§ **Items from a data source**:
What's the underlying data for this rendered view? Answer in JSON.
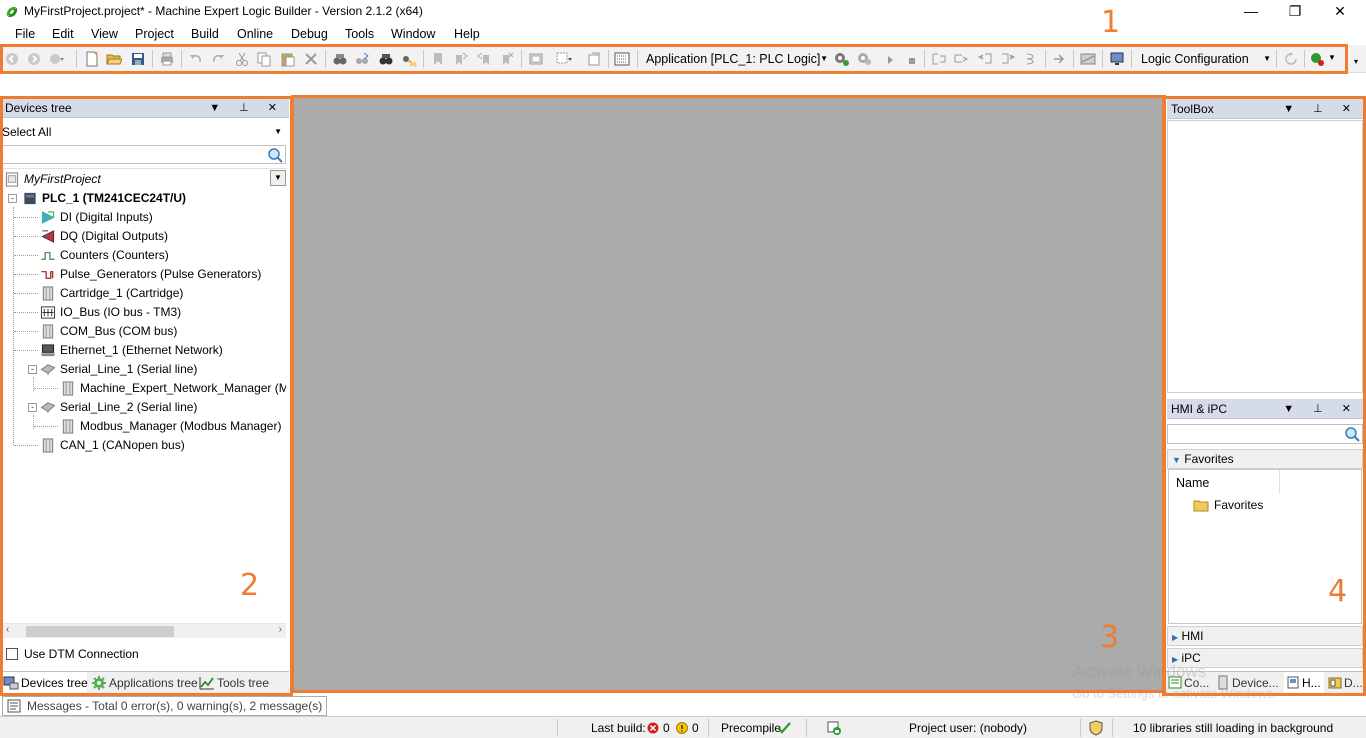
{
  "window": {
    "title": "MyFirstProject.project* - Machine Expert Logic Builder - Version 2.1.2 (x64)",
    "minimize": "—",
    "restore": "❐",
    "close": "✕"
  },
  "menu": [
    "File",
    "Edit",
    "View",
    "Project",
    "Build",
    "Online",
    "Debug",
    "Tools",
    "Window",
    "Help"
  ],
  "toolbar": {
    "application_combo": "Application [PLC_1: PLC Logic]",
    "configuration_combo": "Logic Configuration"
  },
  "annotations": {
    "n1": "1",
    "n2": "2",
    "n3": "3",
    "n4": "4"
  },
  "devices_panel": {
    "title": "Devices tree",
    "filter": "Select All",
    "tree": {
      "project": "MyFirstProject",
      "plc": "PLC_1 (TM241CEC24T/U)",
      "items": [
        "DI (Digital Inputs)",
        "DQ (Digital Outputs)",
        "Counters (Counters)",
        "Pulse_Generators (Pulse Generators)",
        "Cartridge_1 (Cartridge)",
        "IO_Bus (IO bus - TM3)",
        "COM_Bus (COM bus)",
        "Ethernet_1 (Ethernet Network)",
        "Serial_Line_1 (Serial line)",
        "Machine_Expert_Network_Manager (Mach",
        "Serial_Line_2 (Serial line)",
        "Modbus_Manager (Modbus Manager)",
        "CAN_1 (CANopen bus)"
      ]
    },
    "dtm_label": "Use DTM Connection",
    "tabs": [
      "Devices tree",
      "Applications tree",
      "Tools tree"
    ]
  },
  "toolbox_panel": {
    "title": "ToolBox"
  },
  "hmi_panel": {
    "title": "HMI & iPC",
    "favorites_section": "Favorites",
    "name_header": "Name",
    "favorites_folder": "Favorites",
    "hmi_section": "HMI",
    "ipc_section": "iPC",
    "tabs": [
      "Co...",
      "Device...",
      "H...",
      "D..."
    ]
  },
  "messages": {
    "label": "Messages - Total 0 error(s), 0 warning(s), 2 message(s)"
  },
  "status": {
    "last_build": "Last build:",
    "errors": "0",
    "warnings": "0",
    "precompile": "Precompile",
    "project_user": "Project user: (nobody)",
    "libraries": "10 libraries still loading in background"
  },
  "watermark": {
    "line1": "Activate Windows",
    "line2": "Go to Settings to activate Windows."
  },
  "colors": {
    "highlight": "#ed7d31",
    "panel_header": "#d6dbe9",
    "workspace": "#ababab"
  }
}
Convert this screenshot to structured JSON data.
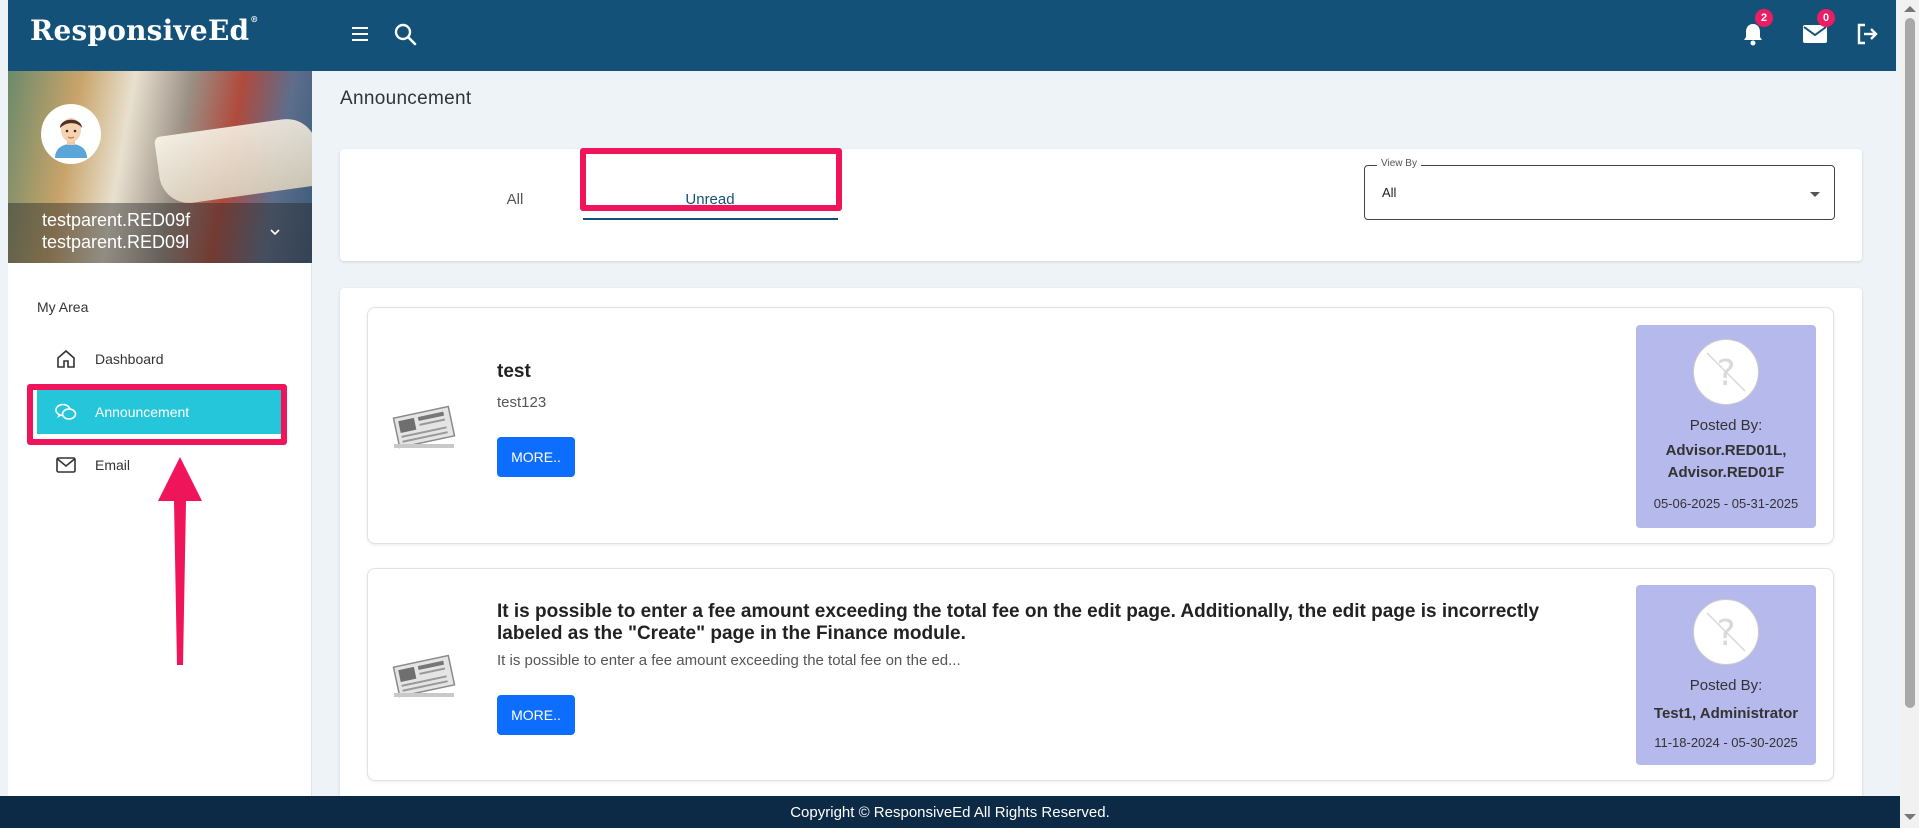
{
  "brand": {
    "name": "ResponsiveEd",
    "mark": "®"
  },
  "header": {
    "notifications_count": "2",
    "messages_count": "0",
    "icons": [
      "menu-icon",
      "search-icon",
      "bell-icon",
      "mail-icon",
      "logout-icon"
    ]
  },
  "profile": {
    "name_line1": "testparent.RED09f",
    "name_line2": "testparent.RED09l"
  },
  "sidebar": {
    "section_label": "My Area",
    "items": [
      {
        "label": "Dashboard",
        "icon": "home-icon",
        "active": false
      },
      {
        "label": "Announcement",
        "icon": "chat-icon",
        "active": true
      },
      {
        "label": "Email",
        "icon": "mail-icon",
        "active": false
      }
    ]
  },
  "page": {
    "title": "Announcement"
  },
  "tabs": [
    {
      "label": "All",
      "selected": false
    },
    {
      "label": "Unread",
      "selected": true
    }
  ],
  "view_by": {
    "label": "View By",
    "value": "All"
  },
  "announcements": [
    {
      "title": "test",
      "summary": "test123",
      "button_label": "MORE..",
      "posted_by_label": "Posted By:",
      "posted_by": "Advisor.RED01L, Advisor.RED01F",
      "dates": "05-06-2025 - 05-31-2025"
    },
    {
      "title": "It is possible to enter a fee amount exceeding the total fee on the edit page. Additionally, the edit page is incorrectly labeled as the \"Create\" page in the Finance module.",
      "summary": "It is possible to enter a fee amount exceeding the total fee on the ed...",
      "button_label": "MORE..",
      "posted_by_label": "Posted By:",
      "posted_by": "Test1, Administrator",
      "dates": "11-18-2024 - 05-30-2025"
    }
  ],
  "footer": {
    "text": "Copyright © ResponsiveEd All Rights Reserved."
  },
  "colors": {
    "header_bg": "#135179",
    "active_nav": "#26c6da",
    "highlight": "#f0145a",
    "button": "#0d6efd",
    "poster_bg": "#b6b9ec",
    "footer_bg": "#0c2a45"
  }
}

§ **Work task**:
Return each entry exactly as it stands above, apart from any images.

§ **Your response**:
What's the underlying data for this rendered view? Answer in JSON.
{
  "window": {
    "title": "MyFirstProject.project* - Machine Expert Logic Builder - Version 2.1.2 (x64)",
    "minimize": "—",
    "restore": "❐",
    "close": "✕"
  },
  "menu": [
    "File",
    "Edit",
    "View",
    "Project",
    "Build",
    "Online",
    "Debug",
    "Tools",
    "Window",
    "Help"
  ],
  "toolbar": {
    "application_combo": "Application [PLC_1: PLC Logic]",
    "configuration_combo": "Logic Configuration"
  },
  "annotations": {
    "n1": "1",
    "n2": "2",
    "n3": "3",
    "n4": "4"
  },
  "devices_panel": {
    "title": "Devices tree",
    "filter": "Select All",
    "tree": {
      "project": "MyFirstProject",
      "plc": "PLC_1 (TM241CEC24T/U)",
      "items": [
        "DI (Digital Inputs)",
        "DQ (Digital Outputs)",
        "Counters (Counters)",
        "Pulse_Generators (Pulse Generators)",
        "Cartridge_1 (Cartridge)",
        "IO_Bus (IO bus - TM3)",
        "COM_Bus (COM bus)",
        "Ethernet_1 (Ethernet Network)",
        "Serial_Line_1 (Serial line)",
        "Machine_Expert_Network_Manager (Mach",
        "Serial_Line_2 (Serial line)",
        "Modbus_Manager (Modbus Manager)",
        "CAN_1 (CANopen bus)"
      ]
    },
    "dtm_label": "Use DTM Connection",
    "tabs": [
      "Devices tree",
      "Applications tree",
      "Tools tree"
    ]
  },
  "toolbox_panel": {
    "title": "ToolBox"
  },
  "hmi_panel": {
    "title": "HMI & iPC",
    "favorites_section": "Favorites",
    "name_header": "Name",
    "favorites_folder": "Favorites",
    "hmi_section": "HMI",
    "ipc_section": "iPC",
    "tabs": [
      "Co...",
      "Device...",
      "H...",
      "D..."
    ]
  },
  "messages": {
    "label": "Messages - Total 0 error(s), 0 warning(s), 2 message(s)"
  },
  "status": {
    "last_build": "Last build:",
    "errors": "0",
    "warnings": "0",
    "precompile": "Precompile",
    "project_user": "Project user: (nobody)",
    "libraries": "10 libraries still loading in background"
  },
  "watermark": {
    "line1": "Activate Windows",
    "line2": "Go to Settings to activate Windows."
  },
  "colors": {
    "highlight": "#ed7d31",
    "panel_header": "#d6dbe9",
    "workspace": "#ababab"
  }
}
Convert this screenshot to structured JSON data.
{
  "brand": {
    "name": "ResponsiveEd",
    "mark": "®"
  },
  "header": {
    "notifications_count": "2",
    "messages_count": "0",
    "icons": [
      "menu-icon",
      "search-icon",
      "bell-icon",
      "mail-icon",
      "logout-icon"
    ]
  },
  "profile": {
    "name_line1": "testparent.RED09f",
    "name_line2": "testparent.RED09l"
  },
  "sidebar": {
    "section_label": "My Area",
    "items": [
      {
        "label": "Dashboard",
        "icon": "home-icon",
        "active": false
      },
      {
        "label": "Announcement",
        "icon": "chat-icon",
        "active": true
      },
      {
        "label": "Email",
        "icon": "mail-icon",
        "active": false
      }
    ]
  },
  "page": {
    "title": "Announcement"
  },
  "tabs": [
    {
      "label": "All",
      "selected": false
    },
    {
      "label": "Unread",
      "selected": true
    }
  ],
  "view_by": {
    "label": "View By",
    "value": "All"
  },
  "announcements": [
    {
      "title": "test",
      "summary": "test123",
      "button_label": "MORE..",
      "posted_by_label": "Posted By:",
      "posted_by": "Advisor.RED01L, Advisor.RED01F",
      "dates": "05-06-2025 - 05-31-2025"
    },
    {
      "title": "It is possible to enter a fee amount exceeding the total fee on the edit page. Additionally, the edit page is incorrectly labeled as the \"Create\" page in the Finance module.",
      "summary": "It is possible to enter a fee amount exceeding the total fee on the ed...",
      "button_label": "MORE..",
      "posted_by_label": "Posted By:",
      "posted_by": "Test1, Administrator",
      "dates": "11-18-2024 - 05-30-2025"
    }
  ],
  "footer": {
    "text": "Copyright © ResponsiveEd All Rights Reserved."
  },
  "colors": {
    "header_bg": "#135179",
    "active_nav": "#26c6da",
    "highlight": "#f0145a",
    "button": "#0d6efd",
    "poster_bg": "#b6b9ec",
    "footer_bg": "#0c2a45"
  }
}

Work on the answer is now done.